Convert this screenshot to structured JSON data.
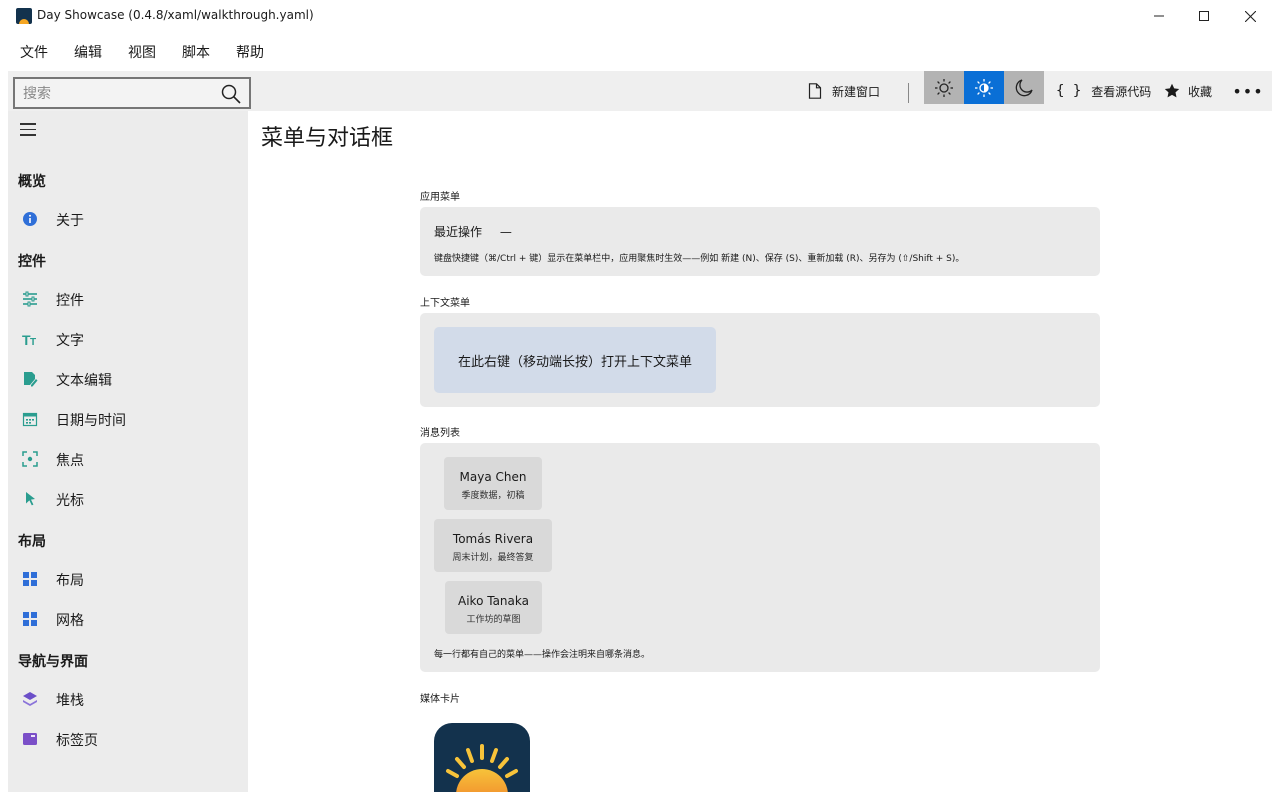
{
  "window": {
    "title": "Day Showcase (0.4.8/xaml/walkthrough.yaml)",
    "minimize": "—",
    "maximize": "☐",
    "close": "✕"
  },
  "menu": [
    "文件",
    "编辑",
    "视图",
    "脚本",
    "帮助"
  ],
  "toolbar": {
    "search_placeholder": "搜索",
    "new_window": "新建窗口",
    "view_source": "查看源代码",
    "favorite": "收藏",
    "more": "•••",
    "accent": "#0a6fd6"
  },
  "sidebar": {
    "sections": [
      {
        "title": "概览",
        "items": [
          {
            "label": "关于",
            "icon": "info-icon"
          }
        ]
      },
      {
        "title": "控件",
        "items": [
          {
            "label": "控件",
            "icon": "sliders-icon"
          },
          {
            "label": "文字",
            "icon": "text-size-icon"
          },
          {
            "label": "文本编辑",
            "icon": "edit-document-icon"
          },
          {
            "label": "日期与时间",
            "icon": "calendar-icon"
          },
          {
            "label": "焦点",
            "icon": "focus-icon"
          },
          {
            "label": "光标",
            "icon": "cursor-icon"
          }
        ]
      },
      {
        "title": "布局",
        "items": [
          {
            "label": "布局",
            "icon": "layout-grid-icon"
          },
          {
            "label": "网格",
            "icon": "grid-icon"
          }
        ]
      },
      {
        "title": "导航与界面",
        "items": [
          {
            "label": "堆栈",
            "icon": "stack-icon"
          },
          {
            "label": "标签页",
            "icon": "tabs-icon"
          }
        ]
      }
    ]
  },
  "page": {
    "title": "菜单与对话框",
    "app_menu": {
      "caption": "应用菜单",
      "recent_label": "最近操作",
      "recent_value": "—",
      "hint": "键盘快捷键（⌘/Ctrl + 键）显示在菜单栏中，应用聚焦时生效——例如 新建 (N)、保存 (S)、重新加载 (R)、另存为 (⇧/Shift + S)。"
    },
    "context_menu": {
      "caption": "上下文菜单",
      "target": "在此右键（移动端长按）打开上下文菜单"
    },
    "message_list": {
      "caption": "消息列表",
      "messages": [
        {
          "name": "Maya Chen",
          "preview": "季度数据，初稿"
        },
        {
          "name": "Tomás Rivera",
          "preview": "周末计划，最终答复"
        },
        {
          "name": "Aiko Tanaka",
          "preview": "工作坊的草图"
        }
      ],
      "note": "每一行都有自己的菜单——操作会注明来自哪条消息。"
    },
    "media_card": {
      "caption": "媒体卡片"
    }
  }
}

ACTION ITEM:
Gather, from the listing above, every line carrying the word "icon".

THE ANSWER:
            "icon": "info-icon"
            "icon": "sliders-icon"
            "icon": "text-size-icon"
            "icon": "edit-document-icon"
            "icon": "calendar-icon"
            "icon": "focus-icon"
            "icon": "cursor-icon"
            "icon": "layout-grid-icon"
            "icon": "grid-icon"
            "icon": "stack-icon"
            "icon": "tabs-icon"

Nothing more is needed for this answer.